#### What you are asked to do
Whenever the word "this" shows up in a line of the data, copy that line.

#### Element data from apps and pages

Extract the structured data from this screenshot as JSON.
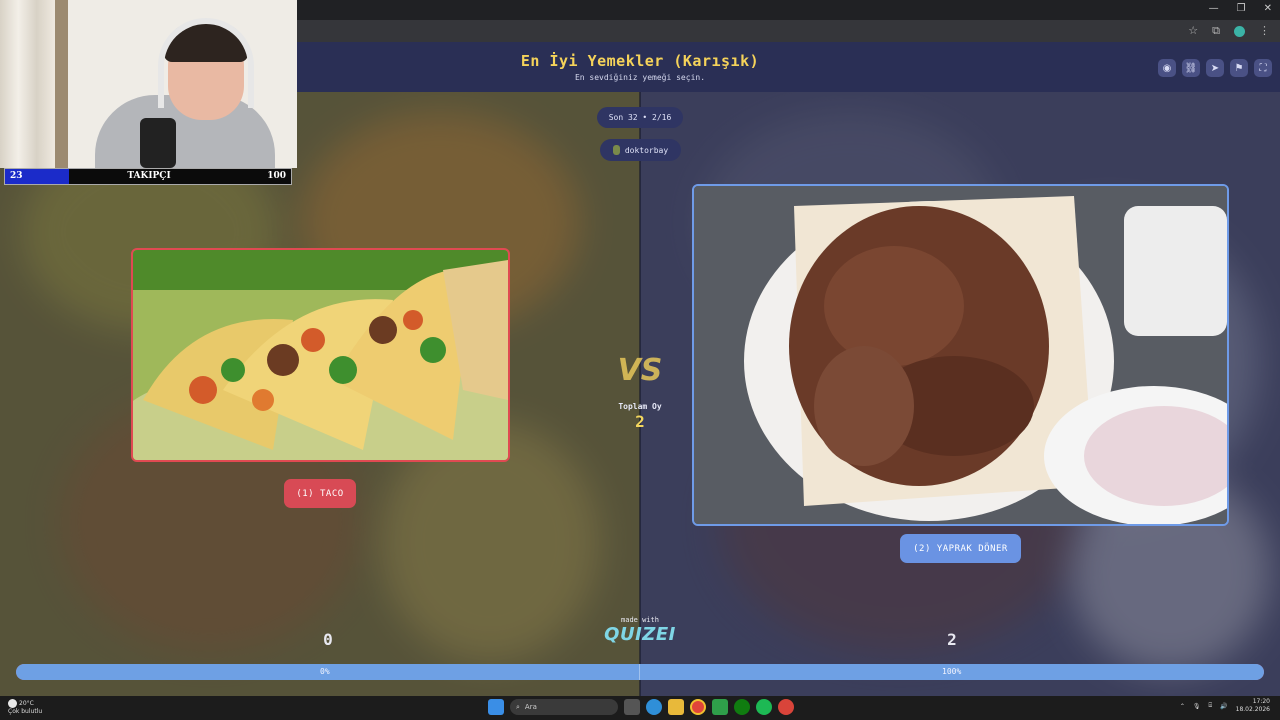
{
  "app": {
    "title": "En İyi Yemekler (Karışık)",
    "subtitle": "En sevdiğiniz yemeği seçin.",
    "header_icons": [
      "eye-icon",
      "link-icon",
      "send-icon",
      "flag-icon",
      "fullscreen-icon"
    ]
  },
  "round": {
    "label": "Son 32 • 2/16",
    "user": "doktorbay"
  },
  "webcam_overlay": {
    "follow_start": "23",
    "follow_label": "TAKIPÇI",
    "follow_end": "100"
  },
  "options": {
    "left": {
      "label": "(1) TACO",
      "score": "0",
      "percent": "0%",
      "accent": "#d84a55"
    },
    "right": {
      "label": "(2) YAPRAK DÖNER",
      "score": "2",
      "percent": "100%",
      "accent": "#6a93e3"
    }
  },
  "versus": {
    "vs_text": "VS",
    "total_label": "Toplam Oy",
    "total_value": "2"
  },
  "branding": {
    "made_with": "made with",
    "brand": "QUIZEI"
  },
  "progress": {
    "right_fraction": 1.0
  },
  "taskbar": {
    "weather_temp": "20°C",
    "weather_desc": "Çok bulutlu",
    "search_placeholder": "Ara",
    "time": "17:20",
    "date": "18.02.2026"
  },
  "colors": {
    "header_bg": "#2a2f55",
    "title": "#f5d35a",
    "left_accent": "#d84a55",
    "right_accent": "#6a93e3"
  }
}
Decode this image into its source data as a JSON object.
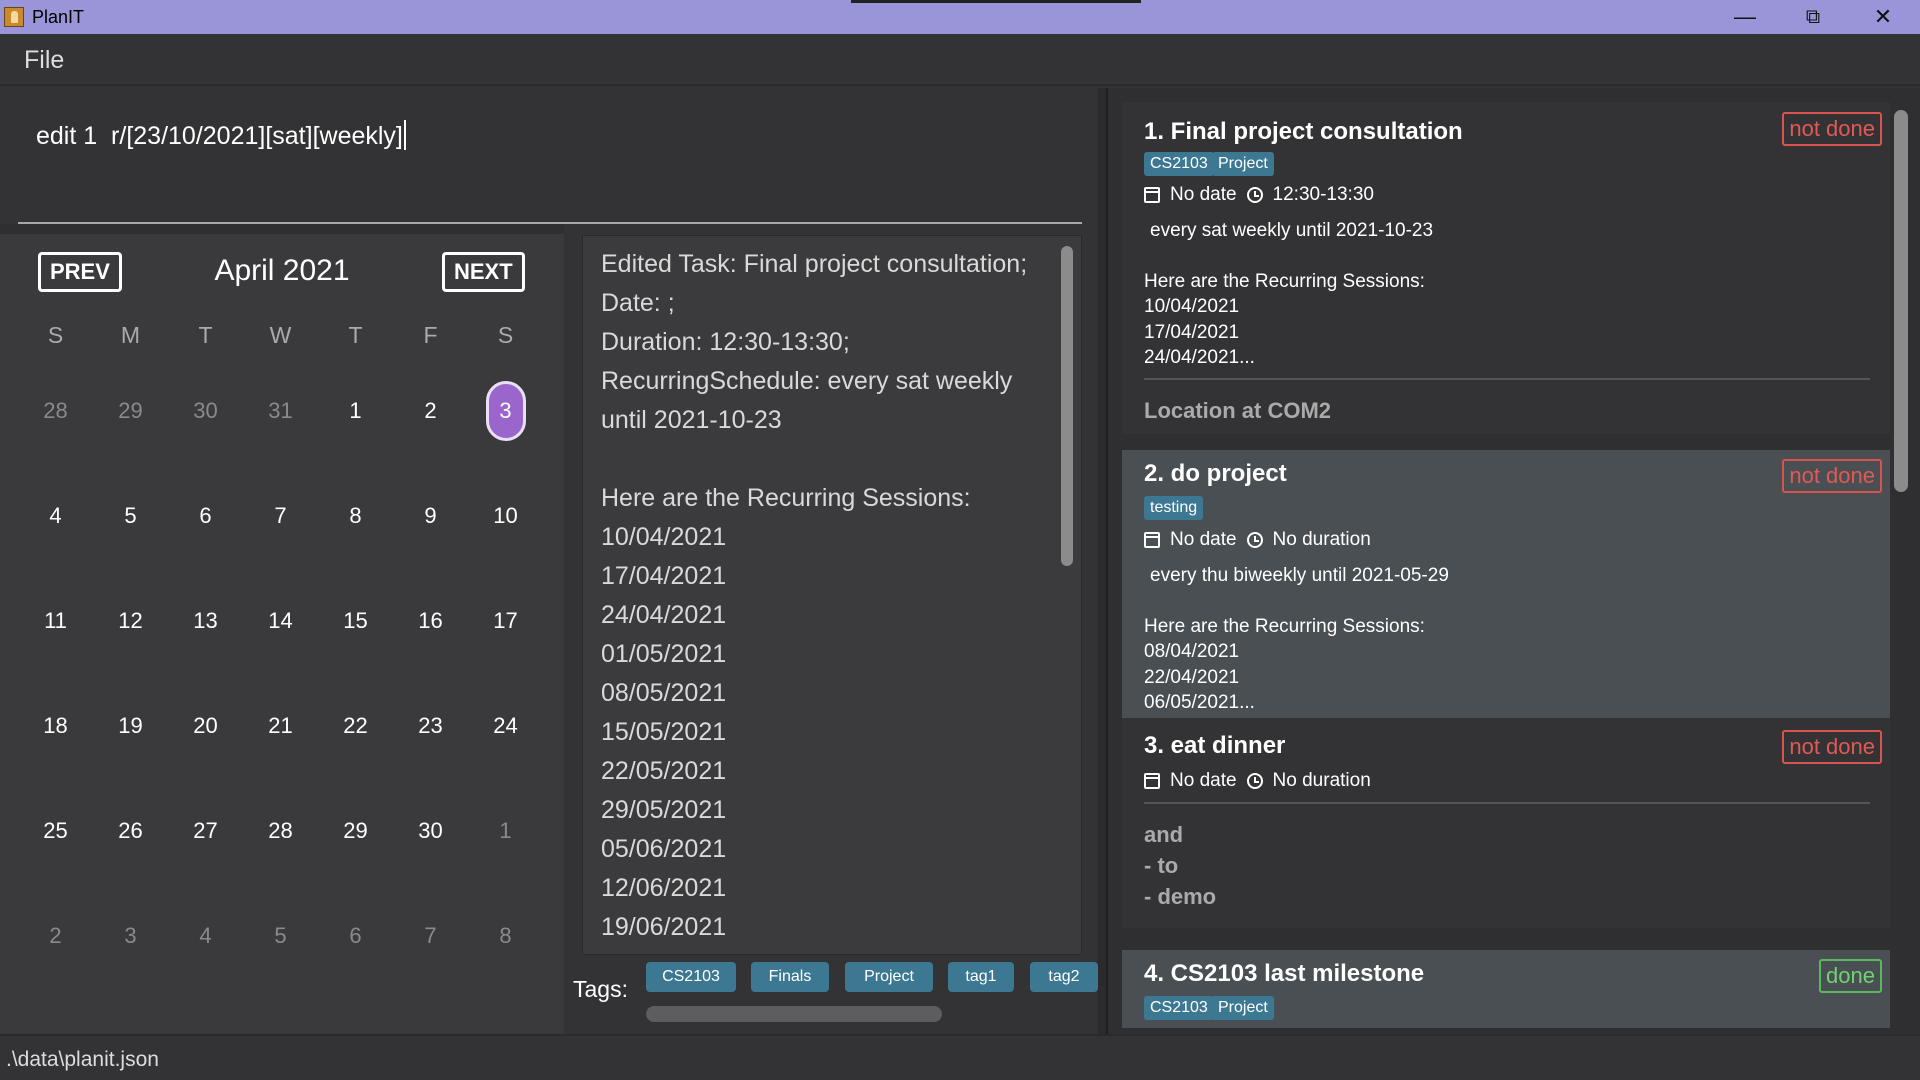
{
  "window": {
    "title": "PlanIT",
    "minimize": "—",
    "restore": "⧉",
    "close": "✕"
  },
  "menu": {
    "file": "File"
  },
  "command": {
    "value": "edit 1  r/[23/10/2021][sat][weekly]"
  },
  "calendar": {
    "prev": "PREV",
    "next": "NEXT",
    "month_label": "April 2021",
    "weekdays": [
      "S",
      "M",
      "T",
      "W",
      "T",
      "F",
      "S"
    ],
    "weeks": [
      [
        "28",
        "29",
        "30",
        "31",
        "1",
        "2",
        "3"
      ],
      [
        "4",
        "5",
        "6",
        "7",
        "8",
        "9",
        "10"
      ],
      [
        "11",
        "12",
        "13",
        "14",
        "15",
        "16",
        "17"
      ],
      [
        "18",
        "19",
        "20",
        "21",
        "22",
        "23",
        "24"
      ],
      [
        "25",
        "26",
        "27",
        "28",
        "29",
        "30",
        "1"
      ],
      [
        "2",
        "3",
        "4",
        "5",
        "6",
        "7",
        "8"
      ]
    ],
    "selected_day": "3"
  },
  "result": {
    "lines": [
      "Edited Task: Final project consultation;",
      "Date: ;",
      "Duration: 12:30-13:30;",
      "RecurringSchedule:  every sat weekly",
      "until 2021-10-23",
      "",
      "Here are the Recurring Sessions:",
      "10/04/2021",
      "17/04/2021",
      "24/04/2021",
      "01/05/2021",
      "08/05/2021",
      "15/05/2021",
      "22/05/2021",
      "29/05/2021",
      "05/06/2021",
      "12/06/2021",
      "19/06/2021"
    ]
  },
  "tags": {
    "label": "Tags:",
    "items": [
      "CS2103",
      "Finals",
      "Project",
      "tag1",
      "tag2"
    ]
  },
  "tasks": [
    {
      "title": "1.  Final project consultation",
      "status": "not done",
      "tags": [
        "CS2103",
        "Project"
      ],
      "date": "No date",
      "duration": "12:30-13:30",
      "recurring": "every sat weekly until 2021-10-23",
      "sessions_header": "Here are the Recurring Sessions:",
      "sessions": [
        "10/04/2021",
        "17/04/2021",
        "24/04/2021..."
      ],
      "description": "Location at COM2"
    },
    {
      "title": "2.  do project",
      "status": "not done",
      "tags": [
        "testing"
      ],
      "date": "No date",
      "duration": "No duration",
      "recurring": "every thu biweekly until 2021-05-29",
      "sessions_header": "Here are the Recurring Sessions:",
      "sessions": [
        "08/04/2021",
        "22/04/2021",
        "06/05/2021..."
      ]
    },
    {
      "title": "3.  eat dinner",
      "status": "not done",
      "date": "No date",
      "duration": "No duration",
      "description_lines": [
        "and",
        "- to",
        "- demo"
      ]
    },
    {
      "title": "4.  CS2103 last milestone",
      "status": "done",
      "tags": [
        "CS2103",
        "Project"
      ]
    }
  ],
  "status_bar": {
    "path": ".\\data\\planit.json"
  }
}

#### Solution below
Extract the structured data from this screenshot as JSON.
Decode this image into its source data as a JSON object.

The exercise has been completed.